There’s still time to nominate local icons for Best of D.C.
Kathleen Akerley has a yen for directing problem plays. Early last year, she took on Eugene O’Neill’s Beyond the Horizon for American Century Theater because she relished the challenge of its fundamentally hoary premise: “artist crushed by harridan,” as she wrote in the show’s program. More recently, she directed Budd Schulberg’s reworked-for-the-stage On the Waterfront and Sam Shepard’s nigh-impenetrable, Ziggy Stardust-era sci-fi meditation on celebrity, The Tooth of Crime.
Her latest, Goldfish Thinking, is a world premiere she wrote for her own company, Longacre Lea. It’s possible she’s invented a new genre here—I’ll call it psychocomedy—but she also hasn’t made her job as director any easier. It’s kind of a mess, but I enjoyed it more than any of Akerley’s other recent productions, mostly on account of the good, funny work by its 10-member cast.

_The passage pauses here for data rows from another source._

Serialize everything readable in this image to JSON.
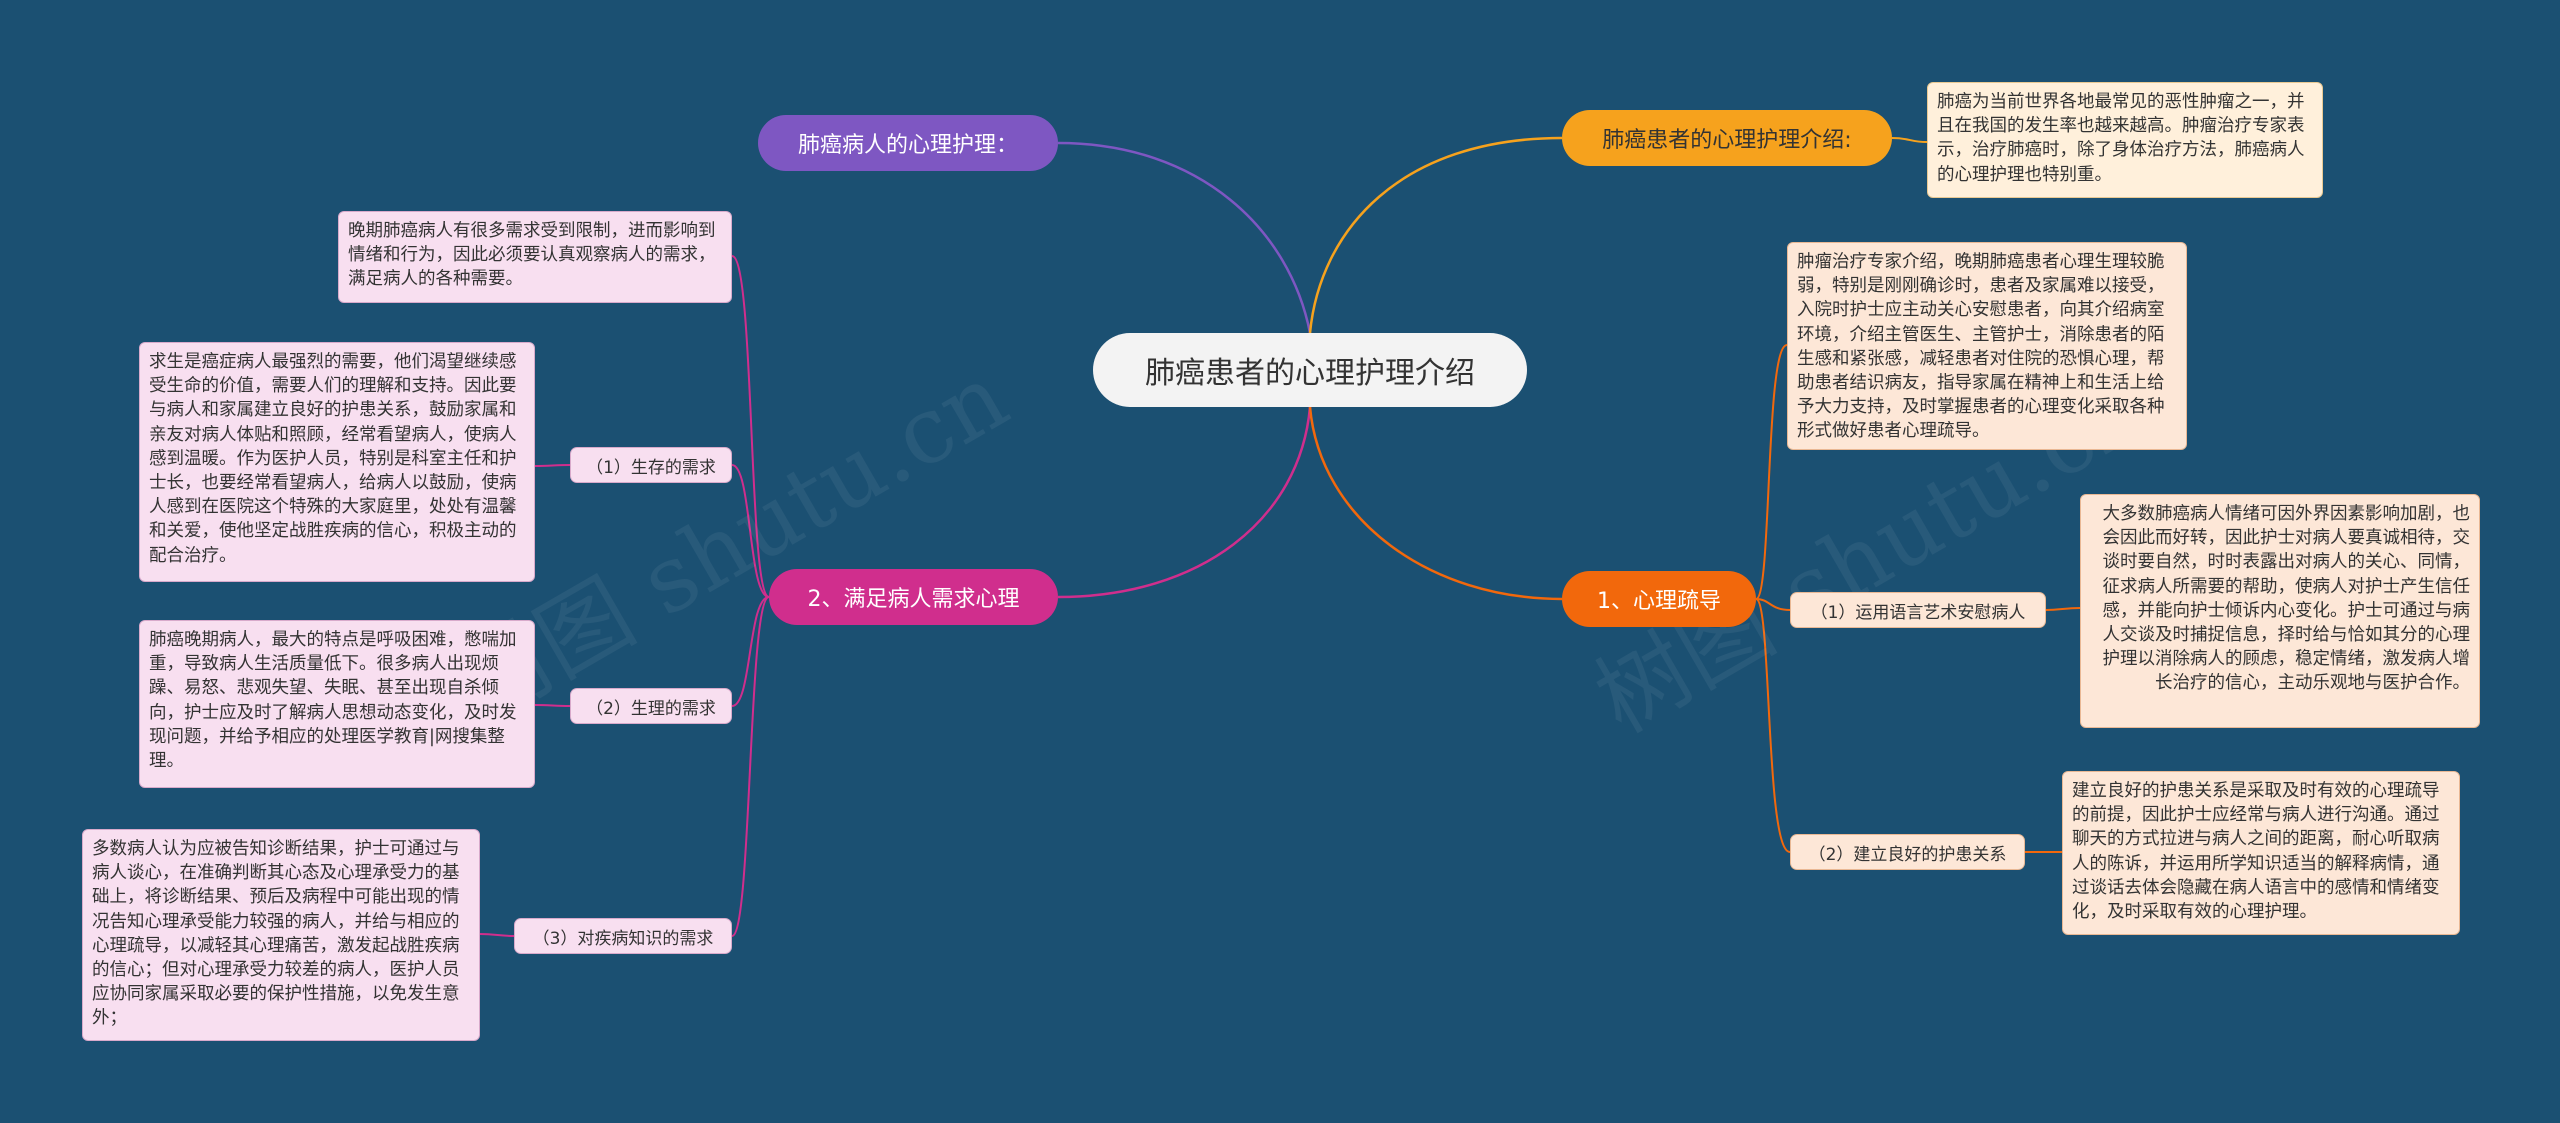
{
  "center": {
    "title": "肺癌患者的心理护理介绍"
  },
  "left_top": {
    "label": "肺癌病人的心理护理："
  },
  "left_main": {
    "label": "2、满足病人需求心理",
    "intro": "晚期肺癌病人有很多需求受到限制，进而影响到情绪和行为，因此必须要认真观察病人的需求，满足病人的各种需要。",
    "children": [
      {
        "label": "（1）生存的需求",
        "text": "求生是癌症病人最强烈的需要，他们渴望继续感受生命的价值，需要人们的理解和支持。因此要与病人和家属建立良好的护患关系，鼓励家属和亲友对病人体贴和照顾，经常看望病人，使病人感到温暖。作为医护人员，特别是科室主任和护士长，也要经常看望病人，给病人以鼓励，使病人感到在医院这个特殊的大家庭里，处处有温馨和关爱，使他坚定战胜疾病的信心，积极主动的配合治疗。"
      },
      {
        "label": "（2）生理的需求",
        "text": "肺癌晚期病人，最大的特点是呼吸困难，憋喘加重，导致病人生活质量低下。很多病人出现烦躁、易怒、悲观失望、失眠、甚至出现自杀倾向，护士应及时了解病人思想动态变化，及时发现问题，并给予相应的处理医学教育|网搜集整理。"
      },
      {
        "label": "（3）对疾病知识的需求",
        "text": "多数病人认为应被告知诊断结果，护士可通过与病人谈心，在准确判断其心态及心理承受力的基础上，将诊断结果、预后及病程中可能出现的情况告知心理承受能力较强的病人，并给与相应的心理疏导，以减轻其心理痛苦，激发起战胜疾病的信心；但对心理承受力较差的病人，医护人员应协同家属采取必要的保护性措施，以免发生意外；"
      }
    ]
  },
  "right_top": {
    "label": "肺癌患者的心理护理介绍:",
    "text": "肺癌为当前世界各地最常见的恶性肿瘤之一，并且在我国的发生率也越来越高。肿瘤治疗专家表示，治疗肺癌时，除了身体治疗方法，肺癌病人的心理护理也特别重。"
  },
  "right_main": {
    "label": "1、心理疏导",
    "intro": "肿瘤治疗专家介绍，晚期肺癌患者心理生理较脆弱，特别是刚刚确诊时，患者及家属难以接受，入院时护士应主动关心安慰患者，向其介绍病室环境，介绍主管医生、主管护士，消除患者的陌生感和紧张感，减轻患者对住院的恐惧心理，帮助患者结识病友，指导家属在精神上和生活上给予大力支持，及时掌握患者的心理变化采取各种形式做好患者心理疏导。",
    "children": [
      {
        "label": "（1）运用语言艺术安慰病人",
        "text": "大多数肺癌病人情绪可因外界因素影响加剧，也会因此而好转，因此护士对病人要真诚相待，交谈时要自然，时时表露出对病人的关心、同情，征求病人所需要的帮助，使病人对护士产生信任感，并能向护士倾诉内心变化。护士可通过与病人交谈及时捕捉信息，择时给与恰如其分的心理护理以消除病人的顾虑，稳定情绪，激发病人增长治疗的信心，主动乐观地与医护合作。"
      },
      {
        "label": "（2）建立良好的护患关系",
        "text": "建立良好的护患关系是采取及时有效的心理疏导的前提，因此护士应经常与病人进行沟通。通过聊天的方式拉进与病人之间的距离，耐心听取病人的陈诉，并运用所学知识适当的解释病情，通过谈话去体会隐藏在病人语言中的感情和情绪变化，及时采取有效的心理护理。"
      }
    ]
  },
  "watermarks": [
    "树图 shutu.cn",
    "树图 shutu.cn"
  ],
  "colors": {
    "background": "#1b5072",
    "purple": "#7e57c2",
    "magenta": "#d02e8d",
    "yellow": "#f6a21d",
    "orange": "#f2680c"
  }
}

A game Heather Haney plays Dana, a Georgetown Law student who begins to say things she doesn’t remember a second later, then suffers elaborate hallucinations in class. Her study buddies, Ashley DeMain, Michael Glenn, and William Hayes, are initially amused by her odd behavior, but when it persists some of their friendships become strained. Inside her delusion, Dana is accused of killing a man—one who, even as a corpse, refuses to shut up and lie still; he even offers her advice when she’s representing herself in dream court. A Kalashnikov-carrying Chairman Mao (Chris Davenport) makes frequent appearances, along with Dana’s very supercilious law professor (Jesse Terrill), who seems to be the more menacing of the pair. So you can hardly blame her for seeking the counsel of a therapist, as well as of various seers and psychics, though I can’t think of a single story wherein that has ever worked.
Elizabeth Jenkins McFadden’s set looks like something a kid would build out of blocks, where the blocks are oversized law books and tomes of bedtime stories. The environment works well for both the scenes set in the law library as well as inside Dana’s dreamscape—sorry, I mean “parasitic reality”—where we spend an increasing chunk of our time in the protracted second act, as the narrative drifts out of focus even as the comic performances stay sharp.
Not just the comic performances, either. Anna Brungardt executes some creepy-crawly choreography while spider-walking through one of Dana’s nightmares, and a freshly bagged body pogos its way onstage. Moments like these suggest this show is best appreciated as a series of horror-comedy vignettes. It’s discursive but intermittently compelling; it’s vivid in its telling but fades quickly once it’s over. Days later, I’m not sure what, if anything, any of it means. In other words, it’s the stuff of dreams.